» Dataset excerpts
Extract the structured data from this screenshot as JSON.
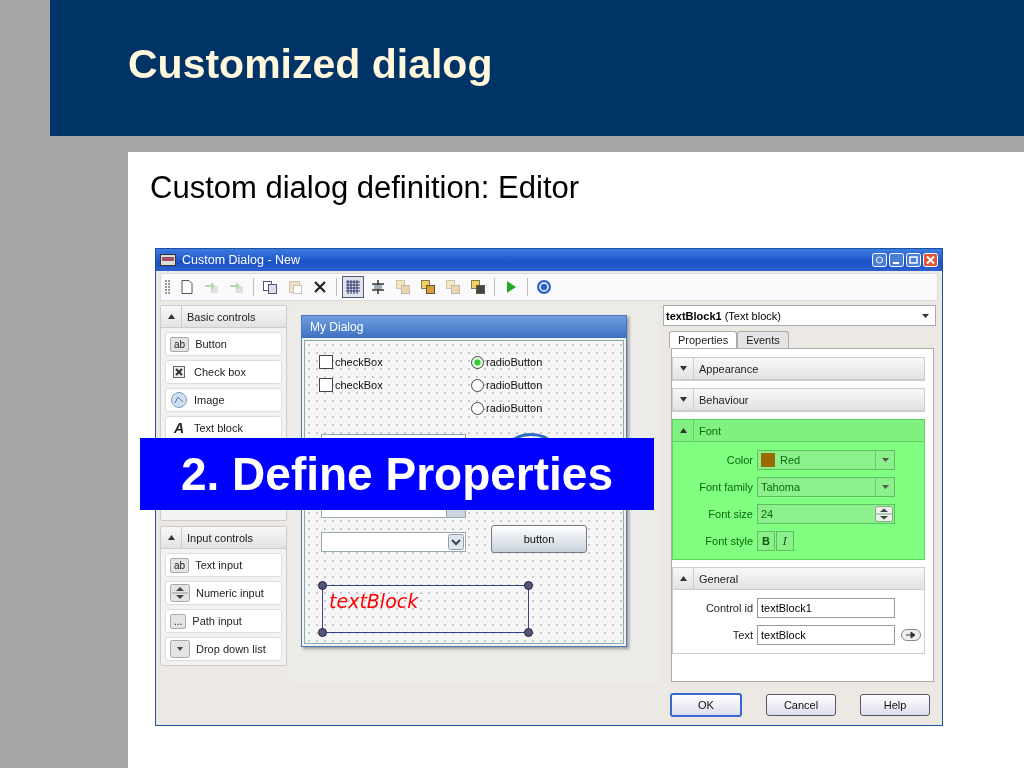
{
  "slide": {
    "title": "Customized dialog",
    "subtitle": "Custom dialog definition: Editor",
    "banner": "2. Define Properties"
  },
  "window": {
    "title": "Custom Dialog - New",
    "buttons": [
      {
        "kind": "pin"
      },
      {
        "kind": "minimize"
      },
      {
        "kind": "maximize"
      },
      {
        "kind": "close"
      }
    ]
  },
  "toolbar": [
    {
      "kind": "new",
      "disabled": false,
      "selected": false
    },
    {
      "kind": "import",
      "disabled": true,
      "selected": false
    },
    {
      "kind": "export",
      "disabled": true,
      "selected": false
    },
    {
      "kind": "separator"
    },
    {
      "kind": "copy",
      "disabled": false,
      "selected": false
    },
    {
      "kind": "paste",
      "disabled": true,
      "selected": false
    },
    {
      "kind": "delete",
      "disabled": false,
      "selected": false
    },
    {
      "kind": "separator"
    },
    {
      "kind": "grid",
      "disabled": false,
      "selected": true
    },
    {
      "kind": "align",
      "disabled": false,
      "selected": false
    },
    {
      "kind": "front",
      "disabled": true,
      "selected": false
    },
    {
      "kind": "layer",
      "disabled": false,
      "selected": false
    },
    {
      "kind": "back",
      "disabled": true,
      "selected": false
    },
    {
      "kind": "group",
      "disabled": false,
      "selected": false
    },
    {
      "kind": "separator"
    },
    {
      "kind": "run",
      "disabled": false,
      "selected": false
    },
    {
      "kind": "separator"
    },
    {
      "kind": "help",
      "disabled": false,
      "selected": false
    }
  ],
  "toolbox": [
    {
      "title": "Basic controls",
      "expanded": true,
      "items": [
        {
          "label": "Button",
          "kind": "button",
          "glyph": "ab"
        },
        {
          "label": "Check box",
          "kind": "checkbox"
        },
        {
          "label": "Image",
          "kind": "image"
        },
        {
          "label": "Text block",
          "kind": "text",
          "glyph": "A"
        }
      ]
    },
    {
      "title": "Input controls",
      "expanded": true,
      "items": [
        {
          "label": "Text input",
          "kind": "textinput",
          "glyph": "ab"
        },
        {
          "label": "Numeric input",
          "kind": "numeric"
        },
        {
          "label": "Path input",
          "kind": "path",
          "glyph": "..."
        },
        {
          "label": "Drop down list",
          "kind": "dropdown"
        }
      ]
    }
  ],
  "form": {
    "title": "My Dialog",
    "controls": [
      {
        "kind": "checkbox",
        "label": "checkBox",
        "checked": false
      },
      {
        "kind": "radio",
        "label": "radioButton",
        "selected": true
      },
      {
        "kind": "checkbox",
        "label": "checkBox",
        "checked": false
      },
      {
        "kind": "radio",
        "label": "radioButton",
        "selected": false
      },
      {
        "kind": "radio",
        "label": "radioButton",
        "selected": false
      },
      {
        "kind": "textfield"
      },
      {
        "kind": "image"
      },
      {
        "kind": "pathinput"
      },
      {
        "kind": "button",
        "label": "button"
      },
      {
        "kind": "dropdown"
      },
      {
        "kind": "textblock",
        "label": "textBlock",
        "selected": true
      }
    ]
  },
  "inspector": {
    "object": "**textBlock1** (Text block)",
    "tabs": [
      {
        "label": "Properties",
        "selected": true
      },
      {
        "label": "Events",
        "selected": false
      }
    ],
    "sections": [
      {
        "title": "Appearance",
        "expanded": false,
        "highlighted": false
      },
      {
        "title": "Behaviour",
        "expanded": false,
        "highlighted": false
      },
      {
        "title": "Font",
        "expanded": true,
        "highlighted": true,
        "rows": [
          {
            "label": "Color",
            "kind": "color",
            "value": "Red",
            "color": "#9a6a00"
          },
          {
            "label": "Font family",
            "kind": "dropdown",
            "value": "Tahoma"
          },
          {
            "label": "Font size",
            "kind": "spinner",
            "value": "24"
          },
          {
            "label": "Font style",
            "kind": "style",
            "buttons": [
              {
                "label": "B",
                "kind": "bold"
              },
              {
                "label": "I",
                "kind": "italic"
              }
            ]
          }
        ]
      },
      {
        "title": "General",
        "expanded": true,
        "highlighted": false,
        "rows": [
          {
            "label": "Control id",
            "kind": "text",
            "value": "textBlock1",
            "action": false
          },
          {
            "label": "Text",
            "kind": "text",
            "value": "textBlock",
            "action": true
          }
        ]
      }
    ]
  },
  "footer": [
    {
      "label": "OK",
      "default": true
    },
    {
      "label": "Cancel",
      "default": false
    },
    {
      "label": "Help",
      "default": false
    }
  ]
}
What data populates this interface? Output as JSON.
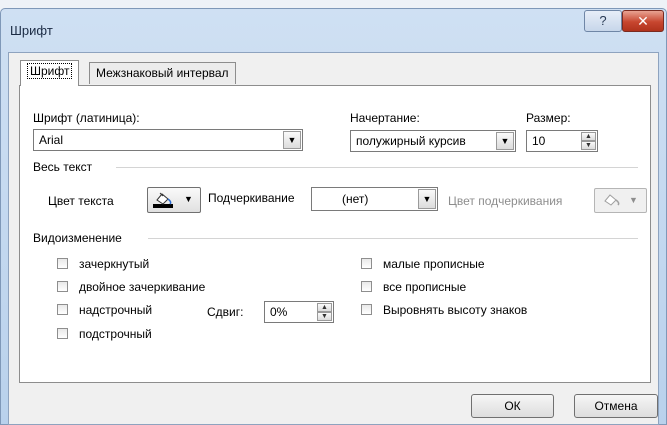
{
  "window": {
    "title": "Шрифт",
    "help_label": "?",
    "close_label": "✕"
  },
  "tabs": [
    {
      "label": "Шрифт",
      "selected": true
    },
    {
      "label": "Межзнаковый интервал",
      "selected": false
    }
  ],
  "font": {
    "label": "Шрифт (латиница):",
    "value": "Arial"
  },
  "style": {
    "label": "Начертание:",
    "value": "полужирный курсив"
  },
  "size": {
    "label": "Размер:",
    "value": "10"
  },
  "all_text": {
    "section_label": "Весь текст",
    "font_color_label": "Цвет текста",
    "underline_label": "Подчеркивание",
    "underline_value": "(нет)",
    "underline_color_label": "Цвет подчеркивания",
    "font_color_hex": "#000000"
  },
  "effects": {
    "section_label": "Видоизменение",
    "strikethrough": {
      "label": "зачеркнутый",
      "checked": false
    },
    "double_strikethrough": {
      "label": "двойное зачеркивание",
      "checked": false
    },
    "superscript": {
      "label": "надстрочный",
      "checked": false
    },
    "subscript": {
      "label": "подстрочный",
      "checked": false
    },
    "offset_label": "Сдвиг:",
    "offset_value": "0%",
    "small_caps": {
      "label": "малые прописные",
      "checked": false
    },
    "all_caps": {
      "label": "все прописные",
      "checked": false
    },
    "equalize_height": {
      "label": "Выровнять высоту знаков",
      "checked": false
    }
  },
  "buttons": {
    "ok": "ОК",
    "cancel": "Отмена"
  },
  "icons": {
    "help": "help-icon",
    "close": "close-icon",
    "dropdown": "dropdown-arrow-icon",
    "paint_bucket": "paint-bucket-icon",
    "spin": "spin-arrows-icon"
  }
}
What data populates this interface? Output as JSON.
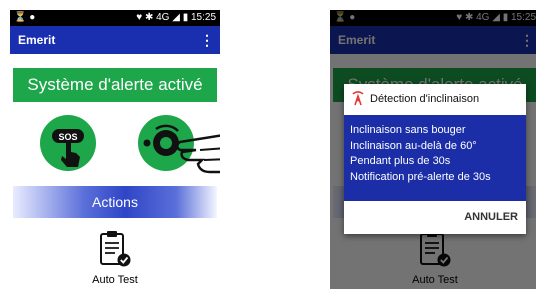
{
  "statusbar": {
    "left_icons": "⏳ ●",
    "right": "♥ ✱ 4G ◢ ▮ 15:25"
  },
  "app": {
    "title": "Emerit",
    "menu_icon": "⋮"
  },
  "main": {
    "banner": "Système d'alerte activé",
    "actions_label": "Actions",
    "autotest_label": "Auto Test"
  },
  "dialog": {
    "title": "Détection d'inclinaison",
    "lines": [
      "Inclinaison sans bouger",
      "Inclinaison au-delà de 60°",
      "Pendant plus de 30s",
      "Notification pré-alerte de 30s"
    ],
    "cancel": "ANNULER"
  },
  "colors": {
    "appbar": "#1a2fb0",
    "green": "#1ea64b",
    "dialog_body": "#1b2ea8",
    "accent_red": "#e53935"
  }
}
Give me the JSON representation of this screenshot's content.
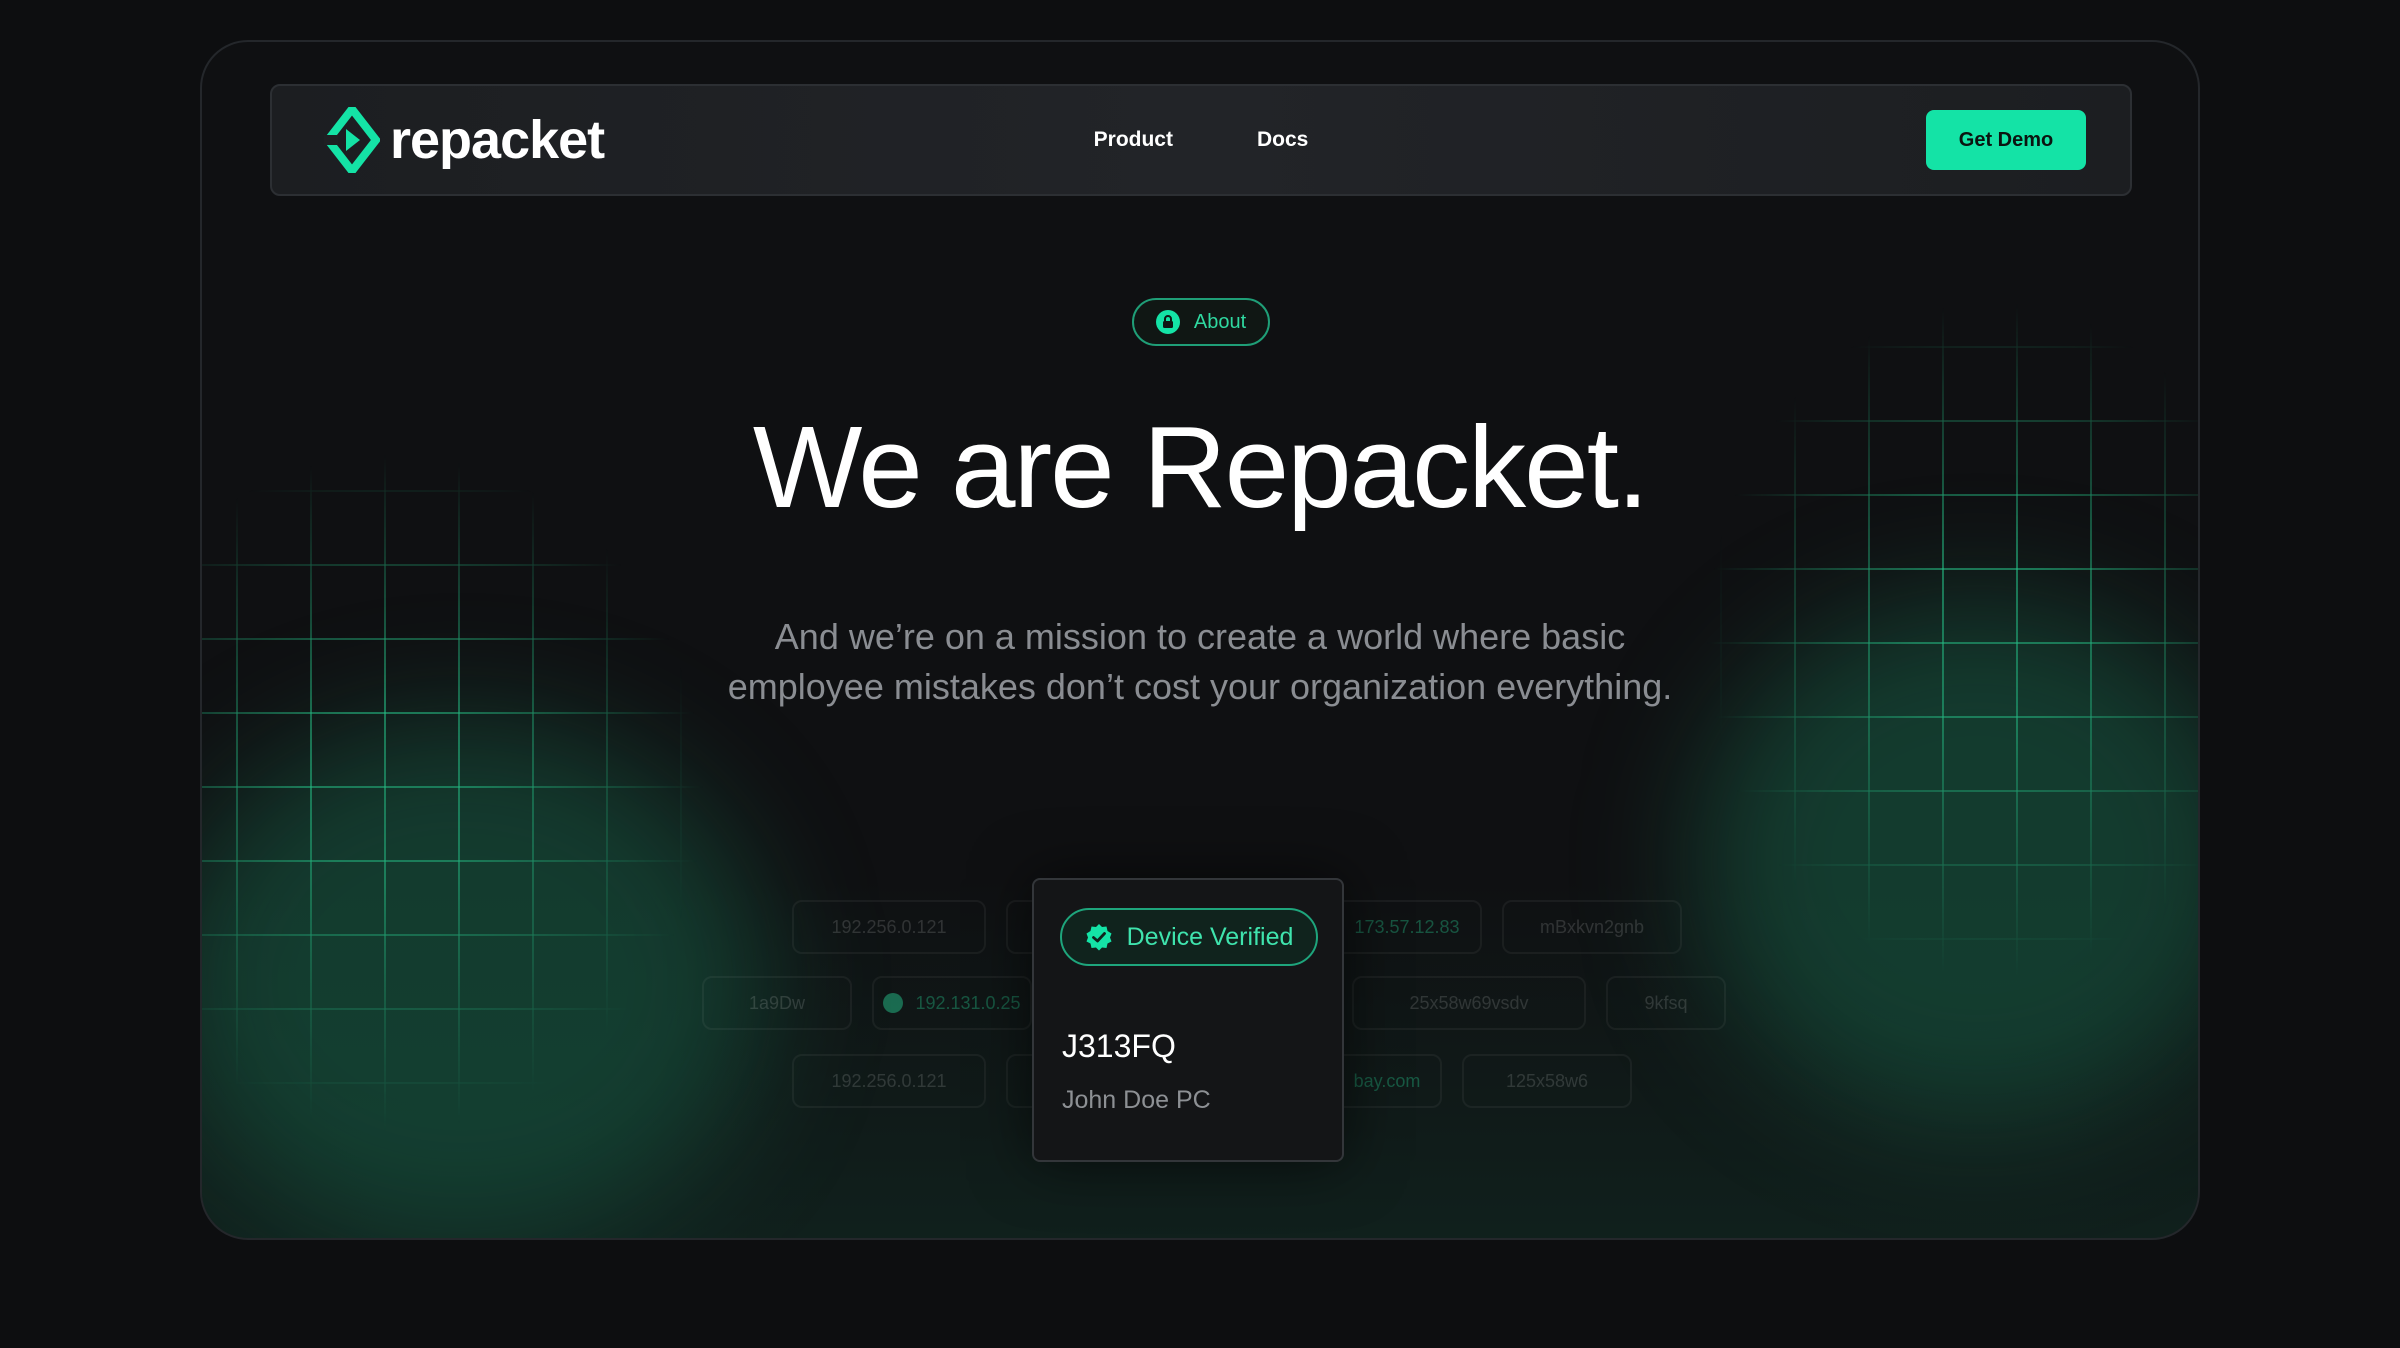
{
  "brand": {
    "name": "repacket",
    "accent": "#14e3a6"
  },
  "nav": {
    "links": [
      {
        "label": "Product"
      },
      {
        "label": "Docs"
      }
    ],
    "cta_label": "Get Demo"
  },
  "hero": {
    "badge_label": "About",
    "title": "We are Repacket.",
    "subtitle_line1": "And we’re on a mission to create a world where basic",
    "subtitle_line2": "employee mistakes don’t cost your organization everything."
  },
  "background_chips": [
    {
      "text": "192.256.0.121"
    },
    {
      "text": "173.57.12.83"
    },
    {
      "text": "mBxkvn2gnb"
    },
    {
      "text": "1a9Dw"
    },
    {
      "text": "192.131.0.25"
    },
    {
      "text": "25x58w69vsdv"
    },
    {
      "text": "9kfsq"
    },
    {
      "text": "192.256.0.121"
    },
    {
      "text": "bay.com"
    },
    {
      "text": "125x58w6"
    }
  ],
  "device_card": {
    "status": "Device Verified",
    "device_id": "J313FQ",
    "owner": "John Doe PC"
  }
}
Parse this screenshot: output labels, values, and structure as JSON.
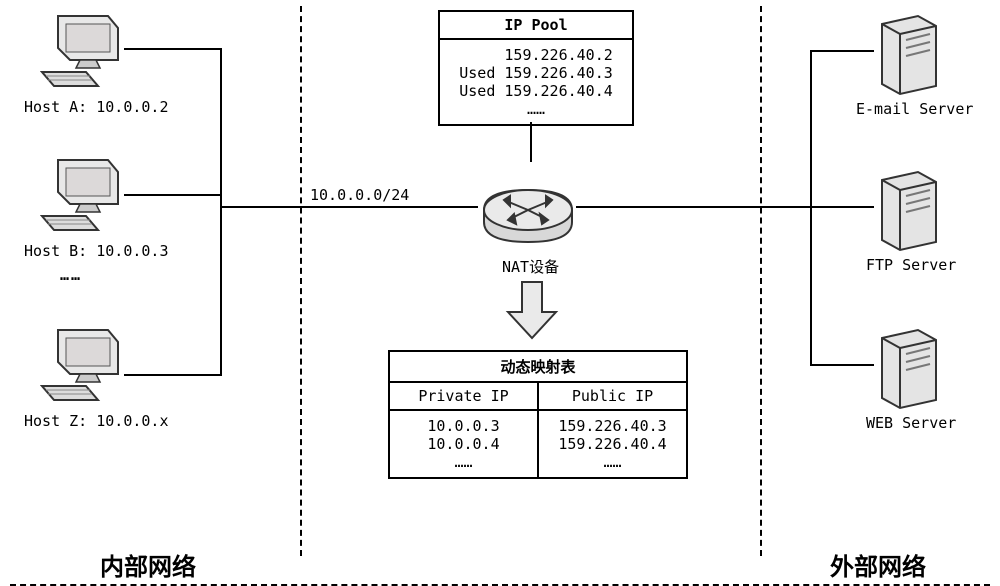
{
  "sections": {
    "internal": "内部网络",
    "external": "外部网络"
  },
  "hosts": {
    "a": "Host A: 10.0.0.2",
    "b": "Host B: 10.0.0.3",
    "z": "Host Z: 10.0.0.x",
    "dots": "……"
  },
  "subnet": "10.0.0.0/24",
  "ippool": {
    "title": "IP Pool",
    "rows": [
      "     159.226.40.2",
      "Used 159.226.40.3",
      "Used 159.226.40.4",
      "……"
    ]
  },
  "nat_label": "NAT设备",
  "maptable": {
    "title": "动态映射表",
    "hdr_private": "Private IP",
    "hdr_public": "Public IP",
    "private": [
      "10.0.0.3",
      "10.0.0.4",
      "……"
    ],
    "public": [
      "159.226.40.3",
      "159.226.40.4",
      "……"
    ]
  },
  "servers": {
    "mail": "E-mail Server",
    "ftp": "FTP Server",
    "web": "WEB Server"
  }
}
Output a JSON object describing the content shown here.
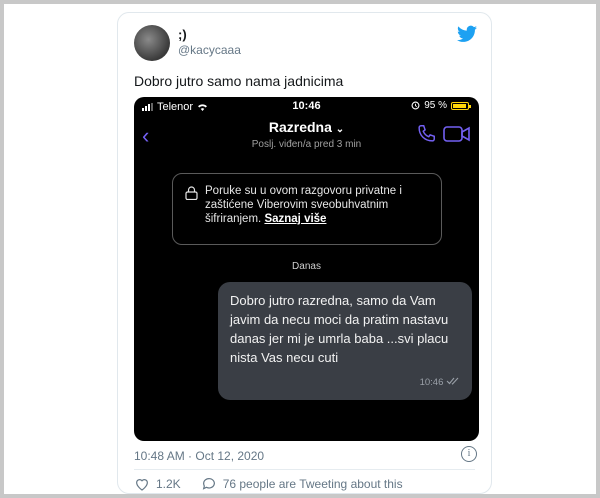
{
  "tweet": {
    "author_name": ";)",
    "author_handle": "@kacycaaa",
    "text": "Dobro jutro samo nama jadnicima",
    "timestamp": "10:48 AM · Oct 12, 2020",
    "likes": "1.2K",
    "discussion": "76 people are Tweeting about this",
    "brand_color": "#1da1f2"
  },
  "phone": {
    "carrier": "Telenor",
    "time": "10:46",
    "battery": "95 %",
    "battery_level": 0.95,
    "chat_title": "Razredna",
    "chat_subtitle": "Poslj. viđen/a pred 3 min",
    "privacy_text": "Poruke su u ovom razgovoru privatne i zaštićene Viberovim sveobuhvatnim šifriranjem.",
    "privacy_link": "Saznaj više",
    "day_label": "Danas",
    "message_text": "Dobro jutro razredna, samo da Vam javim da necu moci da pratim nastavu danas jer mi je umrla baba ...svi placu nista Vas necu cuti",
    "message_time": "10:46",
    "accent_color": "#7360f2"
  },
  "icons": {
    "brand": "twitter-bird-icon",
    "back": "chevron-left-icon",
    "call": "phone-icon",
    "video": "video-camera-icon",
    "lock": "lock-icon",
    "info": "info-icon",
    "like": "heart-icon",
    "reply": "speech-bubble-icon"
  }
}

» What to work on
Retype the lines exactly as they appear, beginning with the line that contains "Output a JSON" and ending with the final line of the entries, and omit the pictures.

» Result for this exercise
Output a JSON object describing the content shown here.
{
  "tweet": {
    "author_name": ";)",
    "author_handle": "@kacycaaa",
    "text": "Dobro jutro samo nama jadnicima",
    "timestamp": "10:48 AM · Oct 12, 2020",
    "likes": "1.2K",
    "discussion": "76 people are Tweeting about this",
    "brand_color": "#1da1f2"
  },
  "phone": {
    "carrier": "Telenor",
    "time": "10:46",
    "battery": "95 %",
    "battery_level": 0.95,
    "chat_title": "Razredna",
    "chat_subtitle": "Poslj. viđen/a pred 3 min",
    "privacy_text": "Poruke su u ovom razgovoru privatne i zaštićene Viberovim sveobuhvatnim šifriranjem.",
    "privacy_link": "Saznaj više",
    "day_label": "Danas",
    "message_text": "Dobro jutro razredna, samo da Vam javim da necu moci da pratim nastavu danas jer mi je umrla baba ...svi placu nista Vas necu cuti",
    "message_time": "10:46",
    "accent_color": "#7360f2"
  },
  "icons": {
    "brand": "twitter-bird-icon",
    "back": "chevron-left-icon",
    "call": "phone-icon",
    "video": "video-camera-icon",
    "lock": "lock-icon",
    "info": "info-icon",
    "like": "heart-icon",
    "reply": "speech-bubble-icon"
  }
}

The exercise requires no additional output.